You don’t need to open that mail for it to do its bad business. In fact, you don’t even have to have the Mail app open for the attack to work. Yesterday, we covered the news of this attack, and you can read all about the consequences. Today we’ll show you how to protect yourself by changing just one setting.

To sum up, the vulnerability, reported earlier this week by security blog ZecOps, allows an attacker to deliver and run malicious code on your iOS device, just by sending an email that uses too much memory. The exploit works on both iOS 12 and iOS 13, although it’s slightly less dangerous on iOS 12. The flaw enabling this attack may have been around since iOS 6.

You can read the full details in this ZecOps blog post.

Apple has already issued a fix in the latest iOS 13.4.5 beta, but if you’re stuck on an older device running iOS 12, or you don’t run betas on your iPhone and iPad, then what can you do? The answer is that you must disable your Mail accounts.

How to disable your Mail accounts on iOS

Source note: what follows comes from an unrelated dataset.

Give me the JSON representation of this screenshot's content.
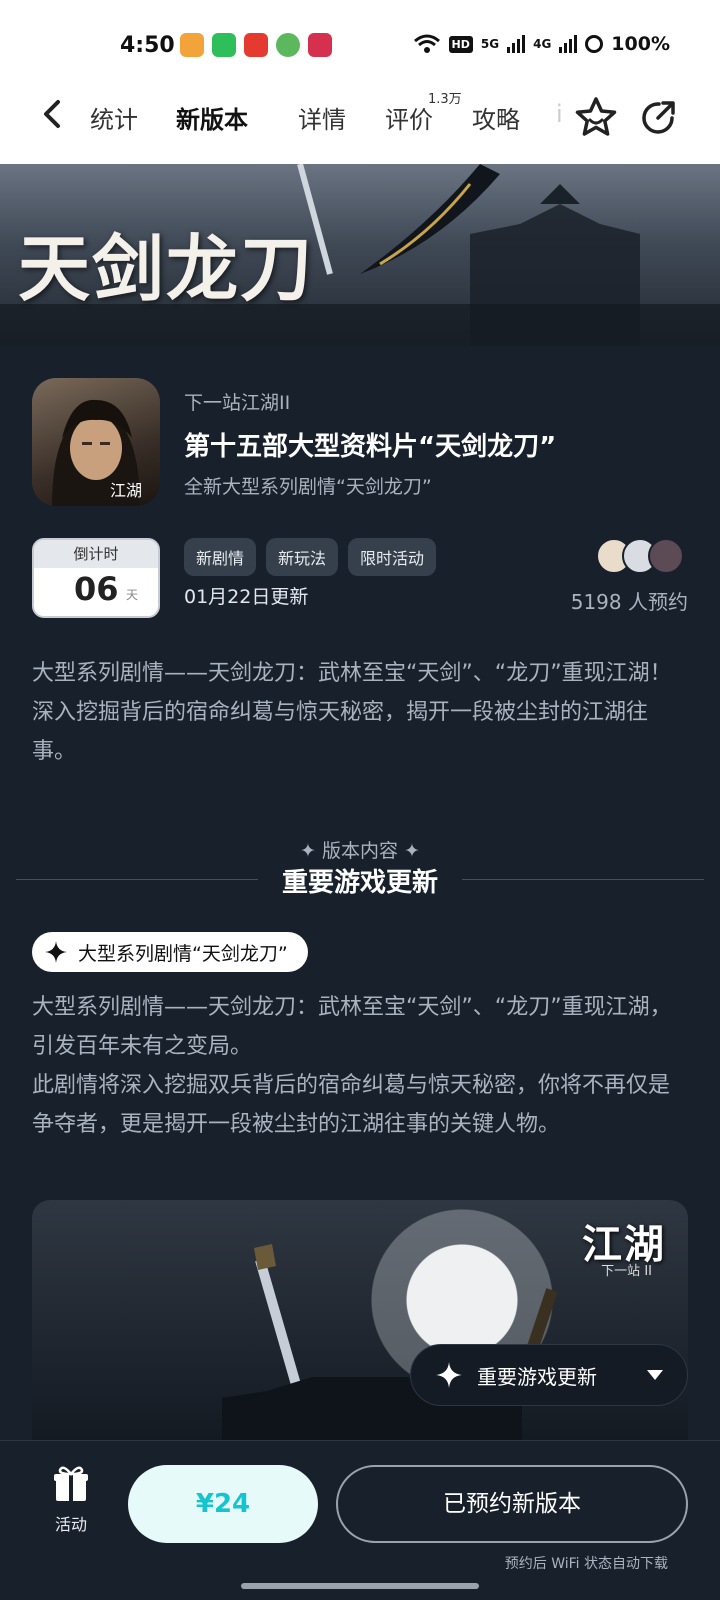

To be clear, this exploit affects only the Mail app on iOS. If you use a third-party mail app, like Outlook, or Spark, then you’re safe. The problem is, even if you use Spark etc., you are probably still using the built-in Mail app.

You know how you can share a web page by tapping the share arrow in Safari, and then tapping the Mail icon to send an email? That uses the built-in Mail app. Maybe that’s safe, but maybe it also triggers a manual collection of your mail, in which case you’re vulnerable.

So, while it’s possible to switch off auto-downloading of new email, and to not open the Mail app, the only safe way is to disable your mail accounts altogether, so they can’t be used.

To do this, open up Settings > Passwords & Accounts. You’ll see a screen with all your internet accounts — mail, calendars, and so on. Find any that have “mail” in their description, and tap. You’ll see this screen, or something similar:

Switch off non-iCloud mail accounts here.
Switch off non-iCloud mail accounts here.
Photo: Cult of Mac

Just toggle off the switch next to Mail, and you’re done. Any email already in the Mail app should still be available. IT’s just that now the iPhone is disconnected from your email account.

You should also disable your iCloud Mail account, if you are using it. This is done in the same place, only you’ll see this screen:

And switch off your iCloud mail here.
And switch off your iCloud mail here.
Photo: Cult of Mac

When can you switch your Mail back on?

This is a real pain, but it shouldn’t last long, at least for iOS 13 users. Whenever the next release of iOS 13 comes out, you’ll be protected. Or you can just install the current iOS 13.4.5 beta, as mentioned. In the meantime, you can safely access your email via the web, or by using another app.

Hopefully Apple will also issue a security update for iOS 12, otherwise users of older devices — like the iPhone 6 — are screwed.